Whatever Saul sent him to do, David did it so successfully that Saul gave him a high rank in the army. This pleased all the people, and Saul's officers as well.
When the men were returning home after David had killed the Philistine, the women came out from all the towns of Israel to meet King Saul with singing and dancing, with joyful songs and with tambourines and lutes.
As they danced, they sang: "Saul has slain his thousands, and David his tens of thousands."
Saul was very angry; this refrain galled him. "They have credited David with tens of thousands," he thought, "but me with only thousands. What more can he get but the kingdom?"
And from that time on Saul kept a jealous eye on David.
The next day an evil spirit from God came forcefully upon Saul. He was prophesying in his house, while David was playing the harp, as he usually did. Saul had a spear in his hand

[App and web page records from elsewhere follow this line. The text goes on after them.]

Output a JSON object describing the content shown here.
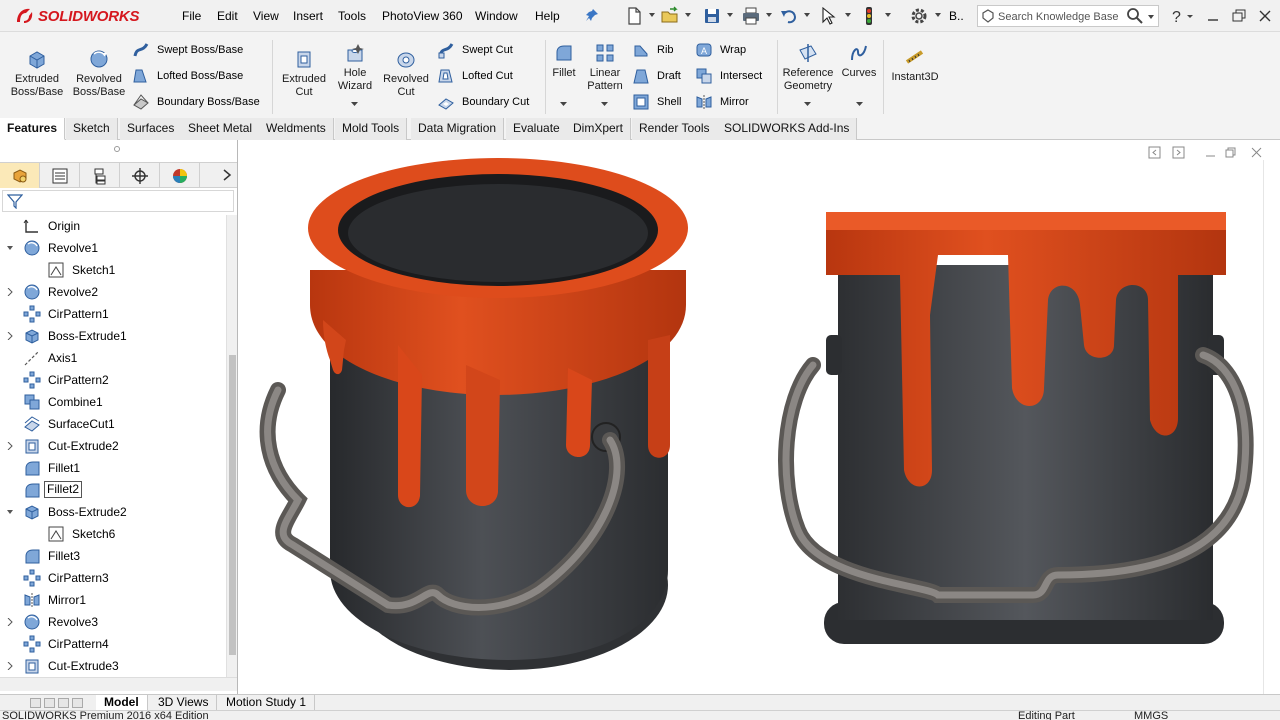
{
  "app": {
    "logo_text": "SOLIDWORKS",
    "brand_color": "#d5171e",
    "menu": [
      "File",
      "Edit",
      "View",
      "Insert",
      "Tools",
      "PhotoView 360",
      "Window",
      "Help"
    ],
    "quick_access_overflow": "B..",
    "search": {
      "placeholder": "Search Knowledge Base"
    }
  },
  "ribbon": {
    "extruded_boss": [
      "Extruded",
      "Boss/Base"
    ],
    "revolved_boss": [
      "Revolved",
      "Boss/Base"
    ],
    "swept_boss": "Swept Boss/Base",
    "lofted_boss": "Lofted Boss/Base",
    "boundary_boss": "Boundary Boss/Base",
    "extruded_cut": [
      "Extruded",
      "Cut"
    ],
    "hole_wizard": [
      "Hole",
      "Wizard"
    ],
    "revolved_cut": [
      "Revolved",
      "Cut"
    ],
    "swept_cut": "Swept Cut",
    "lofted_cut": "Lofted Cut",
    "boundary_cut": "Boundary Cut",
    "fillet": "Fillet",
    "linear_pattern": [
      "Linear",
      "Pattern"
    ],
    "rib": "Rib",
    "draft": "Draft",
    "shell": "Shell",
    "wrap": "Wrap",
    "intersect": "Intersect",
    "mirror": "Mirror",
    "reference_geometry": [
      "Reference",
      "Geometry"
    ],
    "curves": "Curves",
    "instant3d": "Instant3D"
  },
  "tabs": [
    "Features",
    "Sketch",
    "Surfaces",
    "Sheet Metal",
    "Weldments",
    "Mold Tools",
    "Data Migration",
    "Evaluate",
    "DimXpert",
    "Render Tools",
    "SOLIDWORKS Add-Ins"
  ],
  "active_tab": "Features",
  "tree": [
    {
      "label": "Origin",
      "icon": "origin-icon",
      "expander": false
    },
    {
      "label": "Revolve1",
      "icon": "revolve-icon",
      "expander": true,
      "expanded": true
    },
    {
      "label": "Sketch1",
      "icon": "sketch-icon",
      "expander": false,
      "child": true
    },
    {
      "label": "Revolve2",
      "icon": "revolve-icon",
      "expander": true
    },
    {
      "label": "CirPattern1",
      "icon": "circular-pattern-icon",
      "expander": false
    },
    {
      "label": "Boss-Extrude1",
      "icon": "extrude-icon",
      "expander": true
    },
    {
      "label": "Axis1",
      "icon": "axis-icon",
      "expander": false
    },
    {
      "label": "CirPattern2",
      "icon": "circular-pattern-icon",
      "expander": false
    },
    {
      "label": "Combine1",
      "icon": "combine-icon",
      "expander": false
    },
    {
      "label": "SurfaceCut1",
      "icon": "surface-cut-icon",
      "expander": false
    },
    {
      "label": "Cut-Extrude2",
      "icon": "cut-extrude-icon",
      "expander": true
    },
    {
      "label": "Fillet1",
      "icon": "fillet-icon",
      "expander": false
    },
    {
      "label": "Fillet2",
      "icon": "fillet-icon",
      "expander": false,
      "selected": true
    },
    {
      "label": "Boss-Extrude2",
      "icon": "extrude-icon",
      "expander": true,
      "expanded": true
    },
    {
      "label": "Sketch6",
      "icon": "sketch-icon",
      "expander": false,
      "child": true
    },
    {
      "label": "Fillet3",
      "icon": "fillet-icon",
      "expander": false
    },
    {
      "label": "CirPattern3",
      "icon": "circular-pattern-icon",
      "expander": false
    },
    {
      "label": "Mirror1",
      "icon": "mirror-icon",
      "expander": false
    },
    {
      "label": "Revolve3",
      "icon": "revolve-icon",
      "expander": true
    },
    {
      "label": "CirPattern4",
      "icon": "circular-pattern-icon",
      "expander": false
    },
    {
      "label": "Cut-Extrude3",
      "icon": "cut-extrude-icon",
      "expander": true
    }
  ],
  "bottom_tabs": [
    "Model",
    "3D Views",
    "Motion Study 1"
  ],
  "active_bottom_tab": "Model",
  "status": {
    "left": "SOLIDWORKS Premium 2016 x64 Edition",
    "mode": "Editing Part",
    "units": "MMGS"
  },
  "colors": {
    "paint_orange": "#d9471a",
    "can_body": "#3b3d40",
    "handle": "#77736f",
    "tree_selected_tab": "#fbe9b8"
  }
}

and he hurled it, saying to himself, "I'll pin David to the wall." But David eluded him twice.
Saul was afraid of David, because the LORD was with David but had left Saul.
So he sent David away from him and gave him command over a thousand men, and David led the troops in their campaigns.
In everything he did he had great success, because the LORD was with him.
When Saul saw how successful he was, he was afraid of him.
But all Israel and Judah loved David, because he led them in their campaigns.
Saul became still more afraid of him, and he remained his enemy the rest of his days.
The Philistine commanders continued to go out to battle, and as often as they did, David met with more success than the rest of Saul's officers, and his name became well known.